I remember my late father wished to bring me to Mandala Wangsit Siliwangi Museum when I was in high school. But despite we went to Bandung several times in a month, his wish never came true until he passed away 12 years ago. Then I don’t know it’s a coincidence or not, last September, my husband asked me to visit this museum before having fun in Floating Market.
One reason why my husband brought Kiara and I to the museum, which located in Lembong Street (near Grand Royal Panghegar Hotel), is to prove that Mandala Wangsit Siliwangi Museum is not as eerie as we heard from many people on Internet.
I, myself, just think that the one and only creepy museum in Bandung is The Postal Museum, because of its silence and hidden rooms.
No public transportation passes in front of Mandala Wangsit Siliwangi Museum, so we must take angkot from Bandung Station Hall and stopped in Merdeka Street. The museum is built on 4,176 square meters and width of the building is 1,674 square meters. We found that this place consists of the museum, the office, and the official house. The museum itself is located at the back of the office.

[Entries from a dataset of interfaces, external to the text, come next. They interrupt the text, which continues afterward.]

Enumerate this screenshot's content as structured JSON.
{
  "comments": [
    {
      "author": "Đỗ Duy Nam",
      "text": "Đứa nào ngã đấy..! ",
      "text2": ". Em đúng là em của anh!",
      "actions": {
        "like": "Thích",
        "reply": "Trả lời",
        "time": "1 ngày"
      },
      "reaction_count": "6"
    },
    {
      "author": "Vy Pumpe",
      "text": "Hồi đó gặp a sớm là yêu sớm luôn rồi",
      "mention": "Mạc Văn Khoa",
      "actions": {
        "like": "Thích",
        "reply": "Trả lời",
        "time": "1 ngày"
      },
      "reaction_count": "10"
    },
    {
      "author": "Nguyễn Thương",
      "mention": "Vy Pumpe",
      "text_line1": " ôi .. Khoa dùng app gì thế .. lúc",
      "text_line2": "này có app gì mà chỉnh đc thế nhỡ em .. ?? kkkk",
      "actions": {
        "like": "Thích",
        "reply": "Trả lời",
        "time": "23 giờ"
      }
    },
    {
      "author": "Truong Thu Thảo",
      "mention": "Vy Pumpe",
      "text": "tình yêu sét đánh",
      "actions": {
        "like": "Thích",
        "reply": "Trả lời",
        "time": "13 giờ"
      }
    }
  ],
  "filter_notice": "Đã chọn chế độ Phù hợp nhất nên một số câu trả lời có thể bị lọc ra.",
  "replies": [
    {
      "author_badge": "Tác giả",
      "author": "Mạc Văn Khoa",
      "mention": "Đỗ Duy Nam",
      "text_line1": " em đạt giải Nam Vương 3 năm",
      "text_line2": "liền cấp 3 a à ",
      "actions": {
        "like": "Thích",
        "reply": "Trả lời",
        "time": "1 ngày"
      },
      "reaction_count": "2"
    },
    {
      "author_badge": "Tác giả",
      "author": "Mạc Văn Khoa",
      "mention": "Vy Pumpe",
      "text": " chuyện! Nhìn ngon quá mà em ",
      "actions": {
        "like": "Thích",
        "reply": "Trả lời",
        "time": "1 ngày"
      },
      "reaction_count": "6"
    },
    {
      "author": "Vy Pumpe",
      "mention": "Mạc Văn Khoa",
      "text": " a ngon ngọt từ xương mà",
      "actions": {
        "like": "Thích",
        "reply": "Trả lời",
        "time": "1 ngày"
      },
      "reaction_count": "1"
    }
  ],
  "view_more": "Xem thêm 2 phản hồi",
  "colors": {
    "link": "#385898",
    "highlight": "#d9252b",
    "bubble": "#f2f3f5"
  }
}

The name Mandala Wangsit Siliwangi is taken from the name of Pajajaran Kingdom’s founder, Prabu (Sovereign) Siliwangi, which is also the name of Military Area Command in West Java. While “mandala wangsit” means a box to keep the message or advice from previous warrior to the next generation.
The building was built in Netherland colonialization era in 1910-1915 as a homestay for Dutch officers. But then Indonesian Army took it back and changed it into the headquarters of Siliwangi Division in 1949-1950.
On May 23, 1966, the Chief of Military Area Command, Colonel Ibrahim Adjie, inaugurated it as a museum. And on November 10, 1980, Major General Yoga Sugama re-inaugurated it as Mandala Wangsit Siliwangi Museum.
No ticket to enter this military museum. But you are supposed to give donation voluntarily when you fill the guest book. We, for instance, gave 5,000 IDR. The money will be used to maintain the Mandala Wangsit Siliwangi Museum.
Entering the museum, we saw the glass cupboards that show you the tradisional weapons such as bamboo spikes, kris, kujang, lance, and so on.
There is also the painting of Prabu Siliwangi. Then we saw some pictures depict the arrival of the colonizer in Indonesia and the fight back act of local society, the photographs of the rebels, the clothes of the soldier, the flags of some Millitary District Commands under the Military Area Command Siliwangi, the table and cups used in Rengasdengklok meeting, etc.
Yet, my husband and I don’t understand why people consider Mandala Wangsit Siliwangi as a spooky place. Because, we didn’t feel that. Not at all! However, I think it is because the rooms are humid, the lighting are dull, the dusty dioramas, some photos that show cruelty of rebellion, or the collection of army’s uniforms that spotted by blood.
I think the management of Mandala Wangsit should vanish that eerie impression in order to increase the number of visitors. For example, by providing the friendly guides or officers in the museum, install the brighter lamps, and clean the museum regularly. So people, even children, are willing to come to Mandala Wangsit Siliwangi Museum to grow their awareness about the fighting of the Indonesian soldiers and militias.